Dickson Post

Dickson student helps teach AI robots to play hide-and-seek

AI for Robotics class members, from left: Dallas Yarnell, Sean Janiec, Lou Joseph, Allison Walker, Brigitte Turner, Dr. Ben Clark, Bryce Greene and Addison Adcock pose with their robotics after the hide-and-seek game on May 4, 2023. PHOTO COURTESY OF FREED-HARDEMAN

It was a final project full of fun, experimentation and laughter. Seven students in Dr. Ben Clark’s AI for Robotics class at Freed-Hardeman University put weeks’ worth of research into determining if three robots could “play” a game of hide-and-seek effectively on May 4.

The students organized in three teams to program their individual robots – Kenan Jr. (named after another Computer Science faculty member Dr. Kenan Casey), R0B and Baymacs. The robots are Create 3 robots, educational versions of the popular household vacuum appliance, the Roomba. Decked out with two heart shaped stickers at its back, Kenan Jr.’s objective was to “seek” Baymacs and R0B that were “hiding.”

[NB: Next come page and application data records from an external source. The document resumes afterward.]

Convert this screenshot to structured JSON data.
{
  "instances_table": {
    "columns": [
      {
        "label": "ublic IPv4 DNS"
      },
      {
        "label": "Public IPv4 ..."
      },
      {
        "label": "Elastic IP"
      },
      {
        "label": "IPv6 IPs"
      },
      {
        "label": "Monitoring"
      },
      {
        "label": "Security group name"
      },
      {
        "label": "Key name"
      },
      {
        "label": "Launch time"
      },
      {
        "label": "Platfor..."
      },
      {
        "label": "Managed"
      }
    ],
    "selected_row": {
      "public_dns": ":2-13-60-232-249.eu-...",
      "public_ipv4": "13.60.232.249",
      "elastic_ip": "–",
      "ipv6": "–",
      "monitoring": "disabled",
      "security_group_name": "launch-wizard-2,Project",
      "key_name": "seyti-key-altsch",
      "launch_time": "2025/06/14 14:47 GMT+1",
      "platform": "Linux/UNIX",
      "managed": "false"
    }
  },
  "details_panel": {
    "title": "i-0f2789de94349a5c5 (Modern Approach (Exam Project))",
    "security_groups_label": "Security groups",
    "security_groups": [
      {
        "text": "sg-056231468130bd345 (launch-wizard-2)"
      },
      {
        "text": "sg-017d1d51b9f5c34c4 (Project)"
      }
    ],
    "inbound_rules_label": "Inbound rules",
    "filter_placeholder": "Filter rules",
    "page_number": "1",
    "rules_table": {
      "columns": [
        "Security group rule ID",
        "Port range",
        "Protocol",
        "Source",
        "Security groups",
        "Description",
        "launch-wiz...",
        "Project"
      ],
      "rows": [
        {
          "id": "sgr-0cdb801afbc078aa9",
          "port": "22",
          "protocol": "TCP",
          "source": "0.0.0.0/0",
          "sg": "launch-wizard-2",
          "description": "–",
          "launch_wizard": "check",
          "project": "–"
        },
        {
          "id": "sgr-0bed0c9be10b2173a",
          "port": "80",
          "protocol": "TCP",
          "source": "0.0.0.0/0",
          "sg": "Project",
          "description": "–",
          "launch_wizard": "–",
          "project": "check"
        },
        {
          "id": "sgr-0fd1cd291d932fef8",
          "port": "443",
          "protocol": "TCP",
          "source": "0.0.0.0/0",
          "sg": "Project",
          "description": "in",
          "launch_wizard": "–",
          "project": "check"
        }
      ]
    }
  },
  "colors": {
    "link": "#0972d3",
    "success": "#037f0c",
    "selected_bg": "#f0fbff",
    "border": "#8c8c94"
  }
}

Among the students who were part of the final project was Bryce Greene of Dickson, who is earning a Bachelor of Science in Cybersecurity.

As the robots moved, they produced a mechanical whirring sound on the third floor of the Brown-Kopel Business building. The students rearranged the lobby furniture to give Baymacs and R0B more nooks and crannies to hide. Kenan Jr. equipped with a camera on top slowly moved trying to detect one of the 3-D printed stop-signs placed on Baymacs and R0B. This was done using automatic object detection software, a type of Artificial Intelligence.

The teams had to work together to troubleshoot technical problems including checking the camera on Kenan Jr. to make sure it detected objects and helping it make a U-turn.

After a few starts and stops, the students got the robots to detect one another.

“This project has been successful,” said Clark, FHU’s director of computer science and digital innovation. “A lot of work has gone into getting these robots moving, mapping, and looking. I think one of the major wins is the understanding of how many things have to work together for robots to do such a coordinated activity. The semester has been a blast working with the students to learn not just these tools but how to learn to use new tools in general.”

The mission of Freed-Hardeman University is to help students develop their God-given talents for His glory by empowering them with an education that integrates Christian faith, scholarship and service. With locations in Henderson and Memphis, FHU offers bachelor’s, master’s, specialist’s and doctoral degrees. More information is available at fhu.edu.